▸ YOUR ASSIGNMENT
Check every line of the data below for the string "correct", and copy the ones that hold it.

*** Opening of SOURCE DATA ***

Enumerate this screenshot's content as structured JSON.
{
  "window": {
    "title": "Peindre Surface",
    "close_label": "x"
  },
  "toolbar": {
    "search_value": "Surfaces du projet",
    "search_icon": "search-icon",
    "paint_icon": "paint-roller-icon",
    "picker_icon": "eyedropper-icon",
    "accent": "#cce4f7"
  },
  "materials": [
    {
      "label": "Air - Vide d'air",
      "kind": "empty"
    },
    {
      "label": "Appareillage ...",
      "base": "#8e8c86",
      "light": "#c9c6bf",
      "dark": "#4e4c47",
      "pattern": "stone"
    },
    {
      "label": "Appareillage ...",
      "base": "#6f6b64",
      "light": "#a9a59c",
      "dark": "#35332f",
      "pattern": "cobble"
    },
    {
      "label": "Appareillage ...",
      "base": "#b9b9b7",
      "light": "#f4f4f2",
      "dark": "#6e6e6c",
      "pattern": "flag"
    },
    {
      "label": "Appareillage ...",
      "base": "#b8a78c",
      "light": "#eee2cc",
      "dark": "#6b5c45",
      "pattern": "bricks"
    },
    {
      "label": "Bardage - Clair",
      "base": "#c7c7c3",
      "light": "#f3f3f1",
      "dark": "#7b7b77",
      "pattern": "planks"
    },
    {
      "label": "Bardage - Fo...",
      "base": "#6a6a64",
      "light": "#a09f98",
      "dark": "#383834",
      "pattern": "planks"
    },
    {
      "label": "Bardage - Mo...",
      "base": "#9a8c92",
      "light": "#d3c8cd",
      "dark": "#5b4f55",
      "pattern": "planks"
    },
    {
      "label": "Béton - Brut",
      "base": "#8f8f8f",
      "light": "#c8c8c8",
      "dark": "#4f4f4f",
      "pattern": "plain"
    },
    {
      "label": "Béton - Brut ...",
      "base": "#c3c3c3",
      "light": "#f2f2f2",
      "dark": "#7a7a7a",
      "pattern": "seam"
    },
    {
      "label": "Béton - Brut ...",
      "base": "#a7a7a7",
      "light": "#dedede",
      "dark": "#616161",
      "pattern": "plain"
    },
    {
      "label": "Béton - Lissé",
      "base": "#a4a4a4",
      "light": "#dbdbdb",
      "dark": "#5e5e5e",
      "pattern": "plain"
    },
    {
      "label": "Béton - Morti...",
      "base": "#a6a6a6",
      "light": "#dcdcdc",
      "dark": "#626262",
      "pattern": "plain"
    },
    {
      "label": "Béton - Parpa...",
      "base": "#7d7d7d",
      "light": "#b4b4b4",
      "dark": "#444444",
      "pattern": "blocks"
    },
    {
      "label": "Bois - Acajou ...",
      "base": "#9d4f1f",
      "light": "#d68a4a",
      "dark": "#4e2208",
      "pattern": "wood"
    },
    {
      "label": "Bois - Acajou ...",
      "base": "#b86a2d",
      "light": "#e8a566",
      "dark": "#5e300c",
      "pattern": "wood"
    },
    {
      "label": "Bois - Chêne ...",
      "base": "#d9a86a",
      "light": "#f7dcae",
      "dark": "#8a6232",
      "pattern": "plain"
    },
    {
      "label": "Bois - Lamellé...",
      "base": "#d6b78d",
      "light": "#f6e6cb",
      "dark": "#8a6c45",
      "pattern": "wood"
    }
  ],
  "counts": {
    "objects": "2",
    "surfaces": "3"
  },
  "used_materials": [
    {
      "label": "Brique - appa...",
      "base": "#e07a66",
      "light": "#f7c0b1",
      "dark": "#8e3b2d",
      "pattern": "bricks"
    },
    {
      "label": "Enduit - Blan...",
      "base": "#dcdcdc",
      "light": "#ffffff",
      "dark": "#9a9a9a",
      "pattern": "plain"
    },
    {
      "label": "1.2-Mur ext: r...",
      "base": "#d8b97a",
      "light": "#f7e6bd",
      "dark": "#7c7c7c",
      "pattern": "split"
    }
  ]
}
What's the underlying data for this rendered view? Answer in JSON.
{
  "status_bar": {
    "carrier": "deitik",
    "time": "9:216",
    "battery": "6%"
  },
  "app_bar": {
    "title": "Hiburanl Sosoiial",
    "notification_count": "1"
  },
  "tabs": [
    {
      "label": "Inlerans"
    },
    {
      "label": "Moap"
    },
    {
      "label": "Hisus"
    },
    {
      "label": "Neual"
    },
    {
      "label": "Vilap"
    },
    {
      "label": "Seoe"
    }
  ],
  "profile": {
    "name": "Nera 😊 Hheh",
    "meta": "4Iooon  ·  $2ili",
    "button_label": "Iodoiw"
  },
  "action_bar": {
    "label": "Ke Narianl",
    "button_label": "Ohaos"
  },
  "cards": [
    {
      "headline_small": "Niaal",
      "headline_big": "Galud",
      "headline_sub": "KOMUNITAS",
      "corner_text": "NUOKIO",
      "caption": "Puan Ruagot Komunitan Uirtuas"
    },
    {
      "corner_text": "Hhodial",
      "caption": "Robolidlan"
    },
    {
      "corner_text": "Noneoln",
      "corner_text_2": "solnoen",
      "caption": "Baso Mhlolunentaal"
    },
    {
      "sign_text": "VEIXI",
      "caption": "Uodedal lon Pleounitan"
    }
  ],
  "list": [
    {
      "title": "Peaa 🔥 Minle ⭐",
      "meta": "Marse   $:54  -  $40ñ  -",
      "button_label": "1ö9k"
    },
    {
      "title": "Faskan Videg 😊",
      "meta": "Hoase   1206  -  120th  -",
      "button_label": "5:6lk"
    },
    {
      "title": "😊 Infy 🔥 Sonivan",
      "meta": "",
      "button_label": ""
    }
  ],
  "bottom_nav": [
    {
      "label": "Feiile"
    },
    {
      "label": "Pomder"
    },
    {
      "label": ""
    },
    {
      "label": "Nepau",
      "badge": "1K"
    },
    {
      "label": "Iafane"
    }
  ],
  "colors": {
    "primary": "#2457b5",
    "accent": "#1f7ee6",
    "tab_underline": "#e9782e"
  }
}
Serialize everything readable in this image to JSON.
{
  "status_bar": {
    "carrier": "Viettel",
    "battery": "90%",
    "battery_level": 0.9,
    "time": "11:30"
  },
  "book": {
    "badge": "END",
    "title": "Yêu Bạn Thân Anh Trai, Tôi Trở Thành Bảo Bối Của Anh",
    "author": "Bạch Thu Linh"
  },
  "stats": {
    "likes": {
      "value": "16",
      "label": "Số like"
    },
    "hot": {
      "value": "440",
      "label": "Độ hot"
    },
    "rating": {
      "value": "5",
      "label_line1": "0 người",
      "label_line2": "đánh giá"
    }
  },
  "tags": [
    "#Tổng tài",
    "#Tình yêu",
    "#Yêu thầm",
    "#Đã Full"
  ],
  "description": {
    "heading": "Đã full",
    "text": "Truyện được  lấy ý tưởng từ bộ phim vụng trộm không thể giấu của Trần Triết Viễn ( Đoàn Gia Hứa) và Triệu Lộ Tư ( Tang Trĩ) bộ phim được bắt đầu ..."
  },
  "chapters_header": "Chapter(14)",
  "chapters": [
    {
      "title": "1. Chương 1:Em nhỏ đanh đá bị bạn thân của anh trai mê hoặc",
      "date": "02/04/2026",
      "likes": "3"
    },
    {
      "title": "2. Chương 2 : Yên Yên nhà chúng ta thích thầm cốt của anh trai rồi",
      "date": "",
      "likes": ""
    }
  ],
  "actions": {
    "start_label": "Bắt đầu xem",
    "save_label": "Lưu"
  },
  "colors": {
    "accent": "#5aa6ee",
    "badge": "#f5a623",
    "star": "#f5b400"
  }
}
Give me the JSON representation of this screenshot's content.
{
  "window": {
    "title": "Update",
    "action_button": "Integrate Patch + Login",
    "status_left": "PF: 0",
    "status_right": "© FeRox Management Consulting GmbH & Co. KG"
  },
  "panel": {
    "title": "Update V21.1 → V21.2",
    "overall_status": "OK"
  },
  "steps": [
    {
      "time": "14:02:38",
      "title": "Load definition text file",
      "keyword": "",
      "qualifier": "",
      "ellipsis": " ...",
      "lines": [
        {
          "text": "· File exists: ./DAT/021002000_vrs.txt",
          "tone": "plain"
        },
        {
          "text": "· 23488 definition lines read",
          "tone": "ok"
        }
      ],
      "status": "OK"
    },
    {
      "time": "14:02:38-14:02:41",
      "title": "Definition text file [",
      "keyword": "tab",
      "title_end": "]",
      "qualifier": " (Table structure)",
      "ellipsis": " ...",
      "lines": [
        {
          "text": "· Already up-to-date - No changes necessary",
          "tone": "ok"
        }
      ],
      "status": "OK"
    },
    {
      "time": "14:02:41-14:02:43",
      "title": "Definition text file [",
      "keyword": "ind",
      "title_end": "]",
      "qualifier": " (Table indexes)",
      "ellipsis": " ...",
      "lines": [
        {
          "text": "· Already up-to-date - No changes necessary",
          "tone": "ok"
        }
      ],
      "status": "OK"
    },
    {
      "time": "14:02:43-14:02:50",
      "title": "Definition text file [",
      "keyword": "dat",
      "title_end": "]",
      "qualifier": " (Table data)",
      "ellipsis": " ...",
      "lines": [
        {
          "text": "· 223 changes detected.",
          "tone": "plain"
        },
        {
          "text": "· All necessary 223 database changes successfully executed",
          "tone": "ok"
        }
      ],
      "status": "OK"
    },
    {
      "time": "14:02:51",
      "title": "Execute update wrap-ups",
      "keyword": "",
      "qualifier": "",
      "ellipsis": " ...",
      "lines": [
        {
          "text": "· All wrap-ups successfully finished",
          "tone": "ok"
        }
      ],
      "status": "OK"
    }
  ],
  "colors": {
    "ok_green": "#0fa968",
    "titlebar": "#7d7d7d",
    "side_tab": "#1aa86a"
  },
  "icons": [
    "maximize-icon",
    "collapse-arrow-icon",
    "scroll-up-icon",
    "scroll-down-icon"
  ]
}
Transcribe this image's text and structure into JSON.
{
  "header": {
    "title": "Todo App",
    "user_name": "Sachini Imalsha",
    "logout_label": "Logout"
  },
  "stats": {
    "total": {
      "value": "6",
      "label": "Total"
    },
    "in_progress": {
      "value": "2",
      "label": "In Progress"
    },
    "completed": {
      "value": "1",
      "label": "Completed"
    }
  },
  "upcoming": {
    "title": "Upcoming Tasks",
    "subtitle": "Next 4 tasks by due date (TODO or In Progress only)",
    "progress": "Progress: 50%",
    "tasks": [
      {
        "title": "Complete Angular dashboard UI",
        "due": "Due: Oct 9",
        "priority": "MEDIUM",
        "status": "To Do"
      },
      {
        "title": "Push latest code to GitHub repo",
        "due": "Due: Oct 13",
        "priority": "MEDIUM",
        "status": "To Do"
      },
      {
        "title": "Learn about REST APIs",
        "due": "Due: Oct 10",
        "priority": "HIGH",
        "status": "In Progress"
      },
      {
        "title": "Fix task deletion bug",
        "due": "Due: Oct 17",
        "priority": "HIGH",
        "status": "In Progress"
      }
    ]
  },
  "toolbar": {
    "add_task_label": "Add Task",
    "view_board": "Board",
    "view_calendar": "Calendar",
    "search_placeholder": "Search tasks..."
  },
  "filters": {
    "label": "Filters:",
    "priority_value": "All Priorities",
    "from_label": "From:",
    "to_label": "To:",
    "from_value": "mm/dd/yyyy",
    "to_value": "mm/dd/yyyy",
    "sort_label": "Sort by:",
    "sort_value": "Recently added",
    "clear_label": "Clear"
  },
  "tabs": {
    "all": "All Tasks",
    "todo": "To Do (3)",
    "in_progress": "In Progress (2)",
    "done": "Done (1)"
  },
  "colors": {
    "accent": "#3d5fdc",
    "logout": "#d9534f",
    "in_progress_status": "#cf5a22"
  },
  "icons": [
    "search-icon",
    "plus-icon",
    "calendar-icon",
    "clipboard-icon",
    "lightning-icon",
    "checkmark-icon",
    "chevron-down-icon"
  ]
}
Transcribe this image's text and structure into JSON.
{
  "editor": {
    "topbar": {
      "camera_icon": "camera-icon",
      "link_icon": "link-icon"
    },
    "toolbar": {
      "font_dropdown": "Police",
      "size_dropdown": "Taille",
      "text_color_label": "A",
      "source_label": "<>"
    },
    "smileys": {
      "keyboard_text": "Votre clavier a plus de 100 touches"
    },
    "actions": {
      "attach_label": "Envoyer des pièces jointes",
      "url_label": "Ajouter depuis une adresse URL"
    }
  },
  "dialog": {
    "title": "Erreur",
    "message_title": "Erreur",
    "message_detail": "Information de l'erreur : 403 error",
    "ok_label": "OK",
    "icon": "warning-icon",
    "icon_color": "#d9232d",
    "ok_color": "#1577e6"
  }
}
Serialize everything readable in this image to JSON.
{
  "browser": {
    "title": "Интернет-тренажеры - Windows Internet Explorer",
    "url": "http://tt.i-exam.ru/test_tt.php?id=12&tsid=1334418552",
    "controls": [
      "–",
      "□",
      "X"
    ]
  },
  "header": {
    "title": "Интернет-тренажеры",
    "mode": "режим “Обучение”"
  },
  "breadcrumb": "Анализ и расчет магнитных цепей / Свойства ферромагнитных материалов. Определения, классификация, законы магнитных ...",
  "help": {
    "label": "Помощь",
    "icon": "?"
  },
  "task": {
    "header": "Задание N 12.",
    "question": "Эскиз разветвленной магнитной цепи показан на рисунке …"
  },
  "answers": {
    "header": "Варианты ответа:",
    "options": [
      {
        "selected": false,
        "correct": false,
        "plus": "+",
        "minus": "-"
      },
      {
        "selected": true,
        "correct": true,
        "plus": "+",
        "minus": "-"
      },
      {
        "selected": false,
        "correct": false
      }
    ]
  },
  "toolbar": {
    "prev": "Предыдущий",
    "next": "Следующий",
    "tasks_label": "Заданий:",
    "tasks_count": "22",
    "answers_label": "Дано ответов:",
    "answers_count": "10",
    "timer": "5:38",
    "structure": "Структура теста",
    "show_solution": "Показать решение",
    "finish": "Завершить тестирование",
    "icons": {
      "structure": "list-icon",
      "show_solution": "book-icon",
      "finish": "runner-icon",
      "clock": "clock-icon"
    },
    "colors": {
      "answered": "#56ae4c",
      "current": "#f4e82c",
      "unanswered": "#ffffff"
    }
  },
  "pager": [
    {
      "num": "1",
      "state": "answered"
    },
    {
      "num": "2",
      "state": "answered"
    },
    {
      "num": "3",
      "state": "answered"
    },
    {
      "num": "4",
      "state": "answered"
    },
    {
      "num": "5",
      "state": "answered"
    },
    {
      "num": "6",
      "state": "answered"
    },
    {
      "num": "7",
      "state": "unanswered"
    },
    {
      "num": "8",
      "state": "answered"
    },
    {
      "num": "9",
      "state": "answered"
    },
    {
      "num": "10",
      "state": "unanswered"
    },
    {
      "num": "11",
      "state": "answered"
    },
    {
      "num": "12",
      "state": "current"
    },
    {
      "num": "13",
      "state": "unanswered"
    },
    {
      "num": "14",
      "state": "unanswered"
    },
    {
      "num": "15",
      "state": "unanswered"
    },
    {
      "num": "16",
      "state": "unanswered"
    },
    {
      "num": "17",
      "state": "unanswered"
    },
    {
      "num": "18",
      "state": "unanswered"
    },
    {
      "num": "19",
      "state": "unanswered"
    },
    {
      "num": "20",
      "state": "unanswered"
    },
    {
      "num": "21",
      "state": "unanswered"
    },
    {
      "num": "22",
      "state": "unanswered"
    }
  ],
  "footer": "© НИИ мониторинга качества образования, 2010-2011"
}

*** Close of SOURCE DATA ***

▸ ANSWER BOX
        "correct": false,
        "correct": true,
        "correct": false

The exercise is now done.